(Dataset rows describing interfaces)
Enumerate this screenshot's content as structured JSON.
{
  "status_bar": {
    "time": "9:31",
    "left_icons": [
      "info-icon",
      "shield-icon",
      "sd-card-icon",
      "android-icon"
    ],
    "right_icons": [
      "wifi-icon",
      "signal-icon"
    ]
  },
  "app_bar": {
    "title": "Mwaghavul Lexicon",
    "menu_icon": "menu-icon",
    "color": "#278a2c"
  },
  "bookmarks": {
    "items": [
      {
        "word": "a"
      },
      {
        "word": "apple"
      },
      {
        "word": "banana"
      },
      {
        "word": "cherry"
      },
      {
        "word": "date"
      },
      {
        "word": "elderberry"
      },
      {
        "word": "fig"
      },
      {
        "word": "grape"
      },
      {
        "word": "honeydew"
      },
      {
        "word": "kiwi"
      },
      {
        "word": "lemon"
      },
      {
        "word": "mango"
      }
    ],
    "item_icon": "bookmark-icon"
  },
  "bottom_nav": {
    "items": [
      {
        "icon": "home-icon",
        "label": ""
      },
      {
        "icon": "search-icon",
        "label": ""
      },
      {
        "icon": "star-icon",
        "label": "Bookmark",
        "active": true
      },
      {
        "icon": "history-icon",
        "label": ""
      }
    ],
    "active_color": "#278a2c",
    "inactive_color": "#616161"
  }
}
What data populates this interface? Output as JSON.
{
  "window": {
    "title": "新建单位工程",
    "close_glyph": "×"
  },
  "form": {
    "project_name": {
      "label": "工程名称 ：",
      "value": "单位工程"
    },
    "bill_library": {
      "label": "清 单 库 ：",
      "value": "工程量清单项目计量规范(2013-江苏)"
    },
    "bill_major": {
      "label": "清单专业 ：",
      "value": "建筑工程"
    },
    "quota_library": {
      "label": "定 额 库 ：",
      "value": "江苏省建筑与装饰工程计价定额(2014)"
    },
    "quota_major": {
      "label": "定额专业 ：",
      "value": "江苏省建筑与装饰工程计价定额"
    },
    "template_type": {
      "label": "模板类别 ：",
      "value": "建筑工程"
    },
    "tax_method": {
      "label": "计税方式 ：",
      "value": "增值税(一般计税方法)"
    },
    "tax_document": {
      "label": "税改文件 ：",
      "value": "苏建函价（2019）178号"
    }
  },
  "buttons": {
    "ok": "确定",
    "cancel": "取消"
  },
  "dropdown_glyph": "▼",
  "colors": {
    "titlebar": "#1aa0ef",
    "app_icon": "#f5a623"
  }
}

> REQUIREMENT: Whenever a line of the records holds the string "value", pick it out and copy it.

> RESULT:
      "value": "单位工程"
      "value": "工程量清单项目计量规范(2013-江苏)"
      "value": "建筑工程"
      "value": "江苏省建筑与装饰工程计价定额(2014)"
      "value": "江苏省建筑与装饰工程计价定额"
      "value": "建筑工程"
      "value": "增值税(一般计税方法)"
      "value": "苏建函价（2019）178号"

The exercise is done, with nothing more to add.